If you had to choose between the death penalty, and life in prison...

Discussion in 'Politics & Religion' started by Rearden Metal, May 4, 2006.

What if you were forced to choose?

  1. Death penalty via lethal injection.

    15 vote(s)
  2. Life in prison, 23 hours/day in solitary.

    13 vote(s)
  3. They're both equally bad... I can't decide.

    5 vote(s)
  1. What if you (theoretically) had a grim choice to make with your <b>own</b> life: Either be put to death via lethal injection, or be sentenced to life in a supermax U.S. prison, with no possibility of parole or pardon.

    I know you'd never commit a crime worthy of such punishment, but just leave that aside for now, and pick which fate would be preferable over the other.
  2. Pabst


    I'm amused when anti-capital punishment advocates utter platitudes like, "give them life without parole. It's far worse than death." If that's true, then why do death row inmates, many of whom have spent almost two decades awaiting the needle, use every appeal and legal device known to man, in order to avoid death?

    Unless one is suicidal, NO ONE, really wants to die. I see the same thing in old people. I had a grandmother die at 94 a couple of years back. Every now and then she'd say:"I've had a long life, I'm ready to die. I'm so old and feeble, I WANT to die." The next day she'd be begging for a doctors visit to cure the slightest malady. She did EVERYTHING to prolong her life, even when life was nothing more than lying in bed. Yes, those who are terminally ill and in GREAT PAIN, will seek suicide. But 99.9% of the population has no interest in signing their own death warrant.
  3. no question, needle
  4. Lucrum


    I feel the same way.
  5. Life in prison, 23 hours/day in solitary?

    Really - what does one do with oneself when good ole masturbation doesn't carry the moment any longer?

    Seriously tho...
    If solitary confinement rules would allow requested reading materials, I believe I would forgo the needelin'. I'd find my paradise and excitement between the hard covers of other peoples imaginations and experiences.

    I heard it said before that the mind can tell NO difference between what is vividly imagined and what was actually experienced. You can actually believe you have achieved experiences that have only been imagined.

    Left to staring at walls and a ceiling 23 hours every day... um, let me pump ya up a nice one to hit dude!:D

    Eating a "prison brick" a day would be such a bummer to an Epicurean tho. And those virtual stogies and sizzilin steaks. Chit man I'm feelin crappy already.
  6. Ricter


    Being in "the hole", what we called segregation (solitary) was the one punishment that inmates dreaded and hated the very most.
  7. Yeah, I've seen guys lose their minds in there.

    I spent three years of my life working in a prison because I was <b>ordered</b> to do it. How about you Ricter?

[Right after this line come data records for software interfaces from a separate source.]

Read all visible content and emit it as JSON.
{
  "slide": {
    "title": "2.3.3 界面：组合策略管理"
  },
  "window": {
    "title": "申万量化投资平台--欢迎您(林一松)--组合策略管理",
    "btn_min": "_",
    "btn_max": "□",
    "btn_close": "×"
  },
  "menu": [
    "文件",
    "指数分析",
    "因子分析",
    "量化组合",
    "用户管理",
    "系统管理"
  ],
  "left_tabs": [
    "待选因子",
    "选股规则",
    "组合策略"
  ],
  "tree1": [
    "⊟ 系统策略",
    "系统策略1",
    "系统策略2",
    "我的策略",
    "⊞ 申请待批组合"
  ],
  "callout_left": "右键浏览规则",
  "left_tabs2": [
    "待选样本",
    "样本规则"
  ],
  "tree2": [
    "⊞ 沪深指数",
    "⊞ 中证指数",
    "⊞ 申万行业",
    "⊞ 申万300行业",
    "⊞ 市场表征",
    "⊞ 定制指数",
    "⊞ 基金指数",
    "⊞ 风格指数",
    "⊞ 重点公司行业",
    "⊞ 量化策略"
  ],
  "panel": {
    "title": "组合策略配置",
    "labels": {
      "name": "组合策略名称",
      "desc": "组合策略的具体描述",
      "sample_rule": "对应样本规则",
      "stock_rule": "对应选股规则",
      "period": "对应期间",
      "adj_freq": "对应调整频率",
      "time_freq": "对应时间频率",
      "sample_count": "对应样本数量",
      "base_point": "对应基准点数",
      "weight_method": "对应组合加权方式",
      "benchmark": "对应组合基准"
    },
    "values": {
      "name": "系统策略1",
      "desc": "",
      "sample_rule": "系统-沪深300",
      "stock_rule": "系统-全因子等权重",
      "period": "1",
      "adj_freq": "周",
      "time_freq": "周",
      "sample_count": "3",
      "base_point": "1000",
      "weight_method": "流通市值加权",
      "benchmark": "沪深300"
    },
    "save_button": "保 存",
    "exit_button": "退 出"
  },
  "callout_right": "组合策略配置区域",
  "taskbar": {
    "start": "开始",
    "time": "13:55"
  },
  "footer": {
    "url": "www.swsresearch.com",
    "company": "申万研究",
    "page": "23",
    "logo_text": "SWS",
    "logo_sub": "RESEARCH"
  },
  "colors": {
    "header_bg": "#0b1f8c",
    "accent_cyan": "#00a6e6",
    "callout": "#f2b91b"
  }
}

Why?
  8. Ricter


    Because it pays well (at least in Canada it does), particularly with all the overtime offered. Plus, it was an opportunity to take my formerly unused martial arts training and apply it realworld. I also enjoyed being tight with my fellow guards, and part of a rather exclusionary occupation. When I said "corrections officer", people were interested in hearing about it, if a little horrified by the reality.
  9. Pabst


    I find you one of the more interesting people on this site. If you had to break it down, what % of the inmates you've encountered are just "bad seeds" as opposed to those who've made mistakes based on circumstance?
  10. Didn't you find it difficult to keep your spirits up in such a bad karma environment? I hadn't suffered from depression at all until my three years out in the shit. Ten years later, and I'm still fighting to suppress it.

    I suppose there are some factors which would have made your prison work a lot more comfortable than mine:

    1) You got to go HOME after work.
    2) I was paid $100/month, and wasn't allowed to quit.
    3) You're probably more of a 'tough guy' than I am.
    #10     May 4, 2006